Posted by Brad McMillan, CFA, CAIA, MAI

Find me on:

This entry was posted on Jun 8, 2015 2:14:00 PM

and tagged Economics Lessons

Leave a comment

economic growthIn a recent post, I noted that demographics are a potential reason for the slower economic growth we’re now experiencing, compared with earlier growth cycles. Today, let's take a closer look at the data to see how changes in population have become a more important factor in the level of economic growth over time.

The following charts show the annual change in population in the 25–54 age group (a reasonable proxy for the primary working-age population), comparing it with the subsequent change in economic growth.

I say subsequent, because you would expect it to take some time for changes in population to make their way into the economy, and that’s exactly what we see. I've used a nine-quarter lag here (just over two years) for no particular reason except that it seems to fit the data well. What matters is the strength of the relationship, not the exact length of the lag.

The past 40 years. Looking at the 40-year period from 1975 to the present, what’s interesting is that there is relatively little relationship between changes in population and economic growth.

economic_growth_1

In the late 1970s and early 1980s, population growth was strong, but economic growth bounced all over the place. Arguably, there was no relationship during that time frame. From a numeric standpoint, the correlation of 0.28 over the full 40-year period was indicative of a relationship, but hardly definitive proof.

The past 30 years. As we narrow the time frame, though, the relationship becomes much stronger, with the correlation almost doubling to 0.55.

 economic_growth_2

You can see the greater correlation, notably because population growth is declining at the same time as economic growth. Comparing this chart with the preceding one, it seems that slower population growth is consistent with slower economic growth, even if faster population growth doesn’t necessarily mean faster economic growth.

The past 20 years. Here, the trend is generally the same, with economic growth higher than would be expected in the mid-2000s, arguably because of the housing boom.

economic_growth_3

The past 10 years. Over the past decade, however, we see further strengthening of the relationship and a much closer visual match between the two data series.

economic_growth_4

What does this say about future growth?

I see two key takeaways here:

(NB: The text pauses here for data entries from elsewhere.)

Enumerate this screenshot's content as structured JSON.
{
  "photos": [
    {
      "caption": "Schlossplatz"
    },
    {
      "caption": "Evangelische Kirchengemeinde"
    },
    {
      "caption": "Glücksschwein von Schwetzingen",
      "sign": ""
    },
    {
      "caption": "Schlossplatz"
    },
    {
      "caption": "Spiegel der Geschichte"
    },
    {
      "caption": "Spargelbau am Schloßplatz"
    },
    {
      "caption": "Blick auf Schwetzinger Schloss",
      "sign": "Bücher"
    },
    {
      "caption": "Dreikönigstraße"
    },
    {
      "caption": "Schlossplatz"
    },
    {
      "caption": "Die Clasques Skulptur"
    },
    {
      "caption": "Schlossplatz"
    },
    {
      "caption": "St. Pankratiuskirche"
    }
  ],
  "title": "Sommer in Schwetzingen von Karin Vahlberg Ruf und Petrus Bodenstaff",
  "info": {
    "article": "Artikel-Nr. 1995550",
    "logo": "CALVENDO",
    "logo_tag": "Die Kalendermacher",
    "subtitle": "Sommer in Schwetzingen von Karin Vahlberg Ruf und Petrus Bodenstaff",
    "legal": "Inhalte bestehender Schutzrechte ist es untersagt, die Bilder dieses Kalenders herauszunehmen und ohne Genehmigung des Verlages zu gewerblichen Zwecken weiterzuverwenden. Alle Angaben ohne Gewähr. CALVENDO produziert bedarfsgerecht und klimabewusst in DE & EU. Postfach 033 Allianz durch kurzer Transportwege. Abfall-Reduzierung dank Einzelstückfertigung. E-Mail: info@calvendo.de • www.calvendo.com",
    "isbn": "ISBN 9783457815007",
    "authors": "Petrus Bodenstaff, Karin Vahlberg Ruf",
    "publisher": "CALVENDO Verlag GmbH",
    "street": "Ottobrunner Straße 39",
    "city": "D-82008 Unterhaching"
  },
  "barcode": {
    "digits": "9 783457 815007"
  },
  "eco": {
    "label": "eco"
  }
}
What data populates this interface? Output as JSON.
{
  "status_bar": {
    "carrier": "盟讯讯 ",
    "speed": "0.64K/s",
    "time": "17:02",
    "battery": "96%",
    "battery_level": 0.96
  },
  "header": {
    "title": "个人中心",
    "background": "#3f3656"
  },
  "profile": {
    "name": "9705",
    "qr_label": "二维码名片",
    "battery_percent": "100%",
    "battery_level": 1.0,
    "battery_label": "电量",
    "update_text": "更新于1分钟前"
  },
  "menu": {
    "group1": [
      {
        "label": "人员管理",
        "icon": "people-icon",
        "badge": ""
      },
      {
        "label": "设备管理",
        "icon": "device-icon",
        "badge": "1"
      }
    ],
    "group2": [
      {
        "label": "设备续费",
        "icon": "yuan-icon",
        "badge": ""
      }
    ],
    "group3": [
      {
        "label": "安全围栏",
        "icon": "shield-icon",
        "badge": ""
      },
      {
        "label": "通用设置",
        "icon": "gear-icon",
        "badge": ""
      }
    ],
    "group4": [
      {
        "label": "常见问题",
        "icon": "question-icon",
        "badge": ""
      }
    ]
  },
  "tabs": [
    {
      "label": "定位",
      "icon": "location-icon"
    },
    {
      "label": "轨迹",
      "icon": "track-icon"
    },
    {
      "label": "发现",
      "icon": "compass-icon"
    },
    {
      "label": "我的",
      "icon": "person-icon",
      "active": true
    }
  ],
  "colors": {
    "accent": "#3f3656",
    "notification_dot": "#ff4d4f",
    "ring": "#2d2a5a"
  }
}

  • The aging of the baby boomers out of the primary labor force over the past 10 years has been a significant headwind for economic growth. Lower population growth, other things being equal, means lower growth in spending power and spending needs.
  • On the other hand, as the Echo Boomers move into this age group, the primary working-age population is now increasing again, suggesting growth will have a tailwind instead of a headwind over the next several years.

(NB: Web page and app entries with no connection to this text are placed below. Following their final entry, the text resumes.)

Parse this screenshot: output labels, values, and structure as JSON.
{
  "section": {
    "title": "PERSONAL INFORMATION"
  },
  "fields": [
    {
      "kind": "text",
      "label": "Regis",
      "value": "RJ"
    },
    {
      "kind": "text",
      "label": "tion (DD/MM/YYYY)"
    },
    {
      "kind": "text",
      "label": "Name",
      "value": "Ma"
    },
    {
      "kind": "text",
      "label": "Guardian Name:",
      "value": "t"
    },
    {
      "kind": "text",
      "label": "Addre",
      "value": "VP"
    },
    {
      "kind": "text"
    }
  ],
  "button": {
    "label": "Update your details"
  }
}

Correlation is certainly not causation, but in this case, there's a strong link between what we expect to see and what we do see. Although the news hasn’t been good for the past couple of decades from a demographic perspective, we are now poised to benefit, which should help support a faster sustainable rate of growth in the next decade.

There are reasons to be concerned about future growth levels here in the U.S., but demographics probably isn’t one of them.

Subscribe via E-mail

New call-to-action
Crash-Test Investing
Commonwealth Independent Advisor

Hot Topics

Have a Question?

New Call-to-action

Conversations

Archives

see all

Subscribe

Disclosure

The information on this website is intended for informational/educational purposes only and should not be construed as investment advice, a solicitation, or a recommendation to buy or sell any security or investment product. Please contact your financial professional for more information specific to your situation.

Certain sections of this commentary contain forward-looking statements that are based on our reasonable expectations, estimates, projections, and assumptions. Forward-looking statements are not guarantees of future performance and involve certain risks and uncertainties, which are difficult to predict. Past performance is not indicative of future results. Diversification does not assure a profit or protect against loss in declining markets.

The S&P 500 Index is a broad-based measurement of changes in stock market conditions based on the average performance of 500 widely held common stocks. All indices are unmanaged and investors cannot invest directly into an index.

The MSCI EAFE Index (Europe, Australasia, Far East) is a free float‐adjusted market capitalization index that is designed to measure the equity market performance of developed markets, excluding the U.S. and Canada. The MSCI EAFE Index consists of 21 developed market country indices.  

Third party links are provided to you as a courtesy. We make no representation as to the completeness or accuracy of information provided at these websites. Information on such sites, including third party links contained within, should not be construed as an endorsement or adoption by Commonwealth of any kind. You should consult with a financial advisor regarding your specific situation.

Member FINRASIPC

Please review our Terms of Use

Commonwealth Financial Network®